**Try it**
In this exercise, every entry below is to be reproduced word for word.

Data about app and page elements:
■ ■ ■ ■ ■

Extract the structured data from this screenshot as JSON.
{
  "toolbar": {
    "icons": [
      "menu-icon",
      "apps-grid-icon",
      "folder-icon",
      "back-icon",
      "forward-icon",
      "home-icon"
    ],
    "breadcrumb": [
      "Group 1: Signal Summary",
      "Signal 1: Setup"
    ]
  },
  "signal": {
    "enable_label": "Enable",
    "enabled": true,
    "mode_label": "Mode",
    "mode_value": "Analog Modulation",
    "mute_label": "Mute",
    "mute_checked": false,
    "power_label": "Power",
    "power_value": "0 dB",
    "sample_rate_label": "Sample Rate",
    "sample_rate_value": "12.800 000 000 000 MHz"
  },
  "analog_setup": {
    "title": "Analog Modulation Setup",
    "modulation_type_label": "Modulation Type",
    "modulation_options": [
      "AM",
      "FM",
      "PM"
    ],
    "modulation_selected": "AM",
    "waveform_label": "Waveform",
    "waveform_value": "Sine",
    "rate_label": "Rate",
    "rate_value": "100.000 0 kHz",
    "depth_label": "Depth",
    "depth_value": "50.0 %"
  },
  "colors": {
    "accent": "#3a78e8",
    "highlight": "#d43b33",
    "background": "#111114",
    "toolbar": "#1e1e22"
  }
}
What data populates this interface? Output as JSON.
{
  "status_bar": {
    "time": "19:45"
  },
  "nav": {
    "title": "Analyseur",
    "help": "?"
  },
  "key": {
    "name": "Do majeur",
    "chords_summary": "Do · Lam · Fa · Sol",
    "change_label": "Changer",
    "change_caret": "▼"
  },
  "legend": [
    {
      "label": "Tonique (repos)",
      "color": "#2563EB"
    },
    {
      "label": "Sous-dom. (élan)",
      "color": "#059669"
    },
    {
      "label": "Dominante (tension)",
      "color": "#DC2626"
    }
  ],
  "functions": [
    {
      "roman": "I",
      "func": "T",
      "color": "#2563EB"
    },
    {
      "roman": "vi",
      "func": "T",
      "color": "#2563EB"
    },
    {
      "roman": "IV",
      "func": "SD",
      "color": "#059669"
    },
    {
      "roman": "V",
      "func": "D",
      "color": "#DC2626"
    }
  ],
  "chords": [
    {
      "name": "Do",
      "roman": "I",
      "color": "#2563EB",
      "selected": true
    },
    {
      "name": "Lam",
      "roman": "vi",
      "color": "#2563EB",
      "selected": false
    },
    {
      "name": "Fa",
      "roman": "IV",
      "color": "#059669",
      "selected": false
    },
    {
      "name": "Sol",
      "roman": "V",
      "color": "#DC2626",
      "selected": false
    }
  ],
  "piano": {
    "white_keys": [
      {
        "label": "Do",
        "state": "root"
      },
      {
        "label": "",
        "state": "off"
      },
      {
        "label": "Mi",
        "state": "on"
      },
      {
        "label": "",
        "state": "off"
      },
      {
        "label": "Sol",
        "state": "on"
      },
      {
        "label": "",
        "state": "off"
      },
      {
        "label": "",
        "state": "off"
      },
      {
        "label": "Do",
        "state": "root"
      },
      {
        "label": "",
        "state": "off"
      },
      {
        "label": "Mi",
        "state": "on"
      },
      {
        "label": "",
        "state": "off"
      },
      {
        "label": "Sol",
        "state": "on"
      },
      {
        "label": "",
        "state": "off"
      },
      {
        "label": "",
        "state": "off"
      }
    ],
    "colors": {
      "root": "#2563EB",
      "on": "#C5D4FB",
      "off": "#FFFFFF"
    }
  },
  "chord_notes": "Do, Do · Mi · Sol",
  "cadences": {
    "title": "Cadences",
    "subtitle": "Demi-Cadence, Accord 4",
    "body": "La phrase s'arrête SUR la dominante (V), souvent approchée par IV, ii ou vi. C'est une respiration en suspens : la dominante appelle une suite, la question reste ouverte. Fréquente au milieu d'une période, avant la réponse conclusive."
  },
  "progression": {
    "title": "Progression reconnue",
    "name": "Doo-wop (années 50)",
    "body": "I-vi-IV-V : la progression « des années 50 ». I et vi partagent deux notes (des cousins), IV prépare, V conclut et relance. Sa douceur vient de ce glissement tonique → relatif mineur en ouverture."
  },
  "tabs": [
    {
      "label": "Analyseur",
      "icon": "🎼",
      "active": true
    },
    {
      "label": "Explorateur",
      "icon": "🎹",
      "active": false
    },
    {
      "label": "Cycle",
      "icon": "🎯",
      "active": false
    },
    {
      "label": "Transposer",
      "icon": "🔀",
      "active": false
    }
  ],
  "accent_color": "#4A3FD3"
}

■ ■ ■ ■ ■

**Output for this exercise**
Extract the structured data from this screenshot as JSON.
{
  "toolbar": {
    "icons": [
      "menu-icon",
      "apps-grid-icon",
      "folder-icon",
      "back-icon",
      "forward-icon",
      "home-icon"
    ],
    "breadcrumb": [
      "Group 1: Signal Summary",
      "Signal 1: Setup"
    ]
  },
  "signal": {
    "enable_label": "Enable",
    "enabled": true,
    "mode_label": "Mode",
    "mode_value": "Analog Modulation",
    "mute_label": "Mute",
    "mute_checked": false,
    "power_label": "Power",
    "power_value": "0 dB",
    "sample_rate_label": "Sample Rate",
    "sample_rate_value": "12.800 000 000 000 MHz"
  },
  "analog_setup": {
    "title": "Analog Modulation Setup",
    "modulation_type_label": "Modulation Type",
    "modulation_options": [
      "AM",
      "FM",
      "PM"
    ],
    "modulation_selected": "AM",
    "waveform_label": "Waveform",
    "waveform_value": "Sine",
    "rate_label": "Rate",
    "rate_value": "100.000 0 kHz",
    "depth_label": "Depth",
    "depth_value": "50.0 %"
  },
  "colors": {
    "accent": "#3a78e8",
    "highlight": "#d43b33",
    "background": "#111114",
    "toolbar": "#1e1e22"
  }
}
What data populates this interface? Output as JSON.
{
  "status_bar": {
    "time": "19:45"
  },
  "nav": {
    "title": "Analyseur",
    "help": "?"
  },
  "key": {
    "name": "Do majeur",
    "chords_summary": "Do · Lam · Fa · Sol",
    "change_label": "Changer",
    "change_caret": "▼"
  },
  "legend": [
    {
      "label": "Tonique (repos)",
      "color": "#2563EB"
    },
    {
      "label": "Sous-dom. (élan)",
      "color": "#059669"
    },
    {
      "label": "Dominante (tension)",
      "color": "#DC2626"
    }
  ],
  "functions": [
    {
      "roman": "I",
      "func": "T",
      "color": "#2563EB"
    },
    {
      "roman": "vi",
      "func": "T",
      "color": "#2563EB"
    },
    {
      "roman": "IV",
      "func": "SD",
      "color": "#059669"
    },
    {
      "roman": "V",
      "func": "D",
      "color": "#DC2626"
    }
  ],
  "chords": [
    {
      "name": "Do",
      "roman": "I",
      "color": "#2563EB",
      "selected": true
    },
    {
      "name": "Lam",
      "roman": "vi",
      "color": "#2563EB",
      "selected": false
    },
    {
      "name": "Fa",
      "roman": "IV",
      "color": "#059669",
      "selected": false
    },
    {
      "name": "Sol",
      "roman": "V",
      "color": "#DC2626",
      "selected": false
    }
  ],
  "piano": {
    "white_keys": [
      {
        "label": "Do",
        "state": "root"
      },
      {
        "label": "",
        "state": "off"
      },
      {
        "label": "Mi",
        "state": "on"
      },
      {
        "label": "",
        "state": "off"
      },
      {
        "label": "Sol",
        "state": "on"
      },
      {
        "label": "",
        "state": "off"
      },
      {
        "label": "",
        "state": "off"
      },
      {
        "label": "Do",
        "state": "root"
      },
      {
        "label": "",
        "state": "off"
      },
      {
        "label": "Mi",
        "state": "on"
      },
      {
        "label": "",
        "state": "off"
      },
      {
        "label": "Sol",
        "state": "on"
      },
      {
        "label": "",
        "state": "off"
      },
      {
        "label": "",
        "state": "off"
      }
    ],
    "colors": {
      "root": "#2563EB",
      "on": "#C5D4FB",
      "off": "#FFFFFF"
    }
  },
  "chord_notes": "Do, Do · Mi · Sol",
  "cadences": {
    "title": "Cadences",
    "subtitle": "Demi-Cadence, Accord 4",
    "body": "La phrase s'arrête SUR la dominante (V), souvent approchée par IV, ii ou vi. C'est une respiration en suspens : la dominante appelle une suite, la question reste ouverte. Fréquente au milieu d'une période, avant la réponse conclusive."
  },
  "progression": {
    "title": "Progression reconnue",
    "name": "Doo-wop (années 50)",
    "body": "I-vi-IV-V : la progression « des années 50 ». I et vi partagent deux notes (des cousins), IV prépare, V conclut et relance. Sa douceur vient de ce glissement tonique → relatif mineur en ouverture."
  },
  "tabs": [
    {
      "label": "Analyseur",
      "icon": "🎼",
      "active": true
    },
    {
      "label": "Explorateur",
      "icon": "🎹",
      "active": false
    },
    {
      "label": "Cycle",
      "icon": "🎯",
      "active": false
    },
    {
      "label": "Transposer",
      "icon": "🔀",
      "active": false
    }
  ],
  "accent_color": "#4A3FD3"
}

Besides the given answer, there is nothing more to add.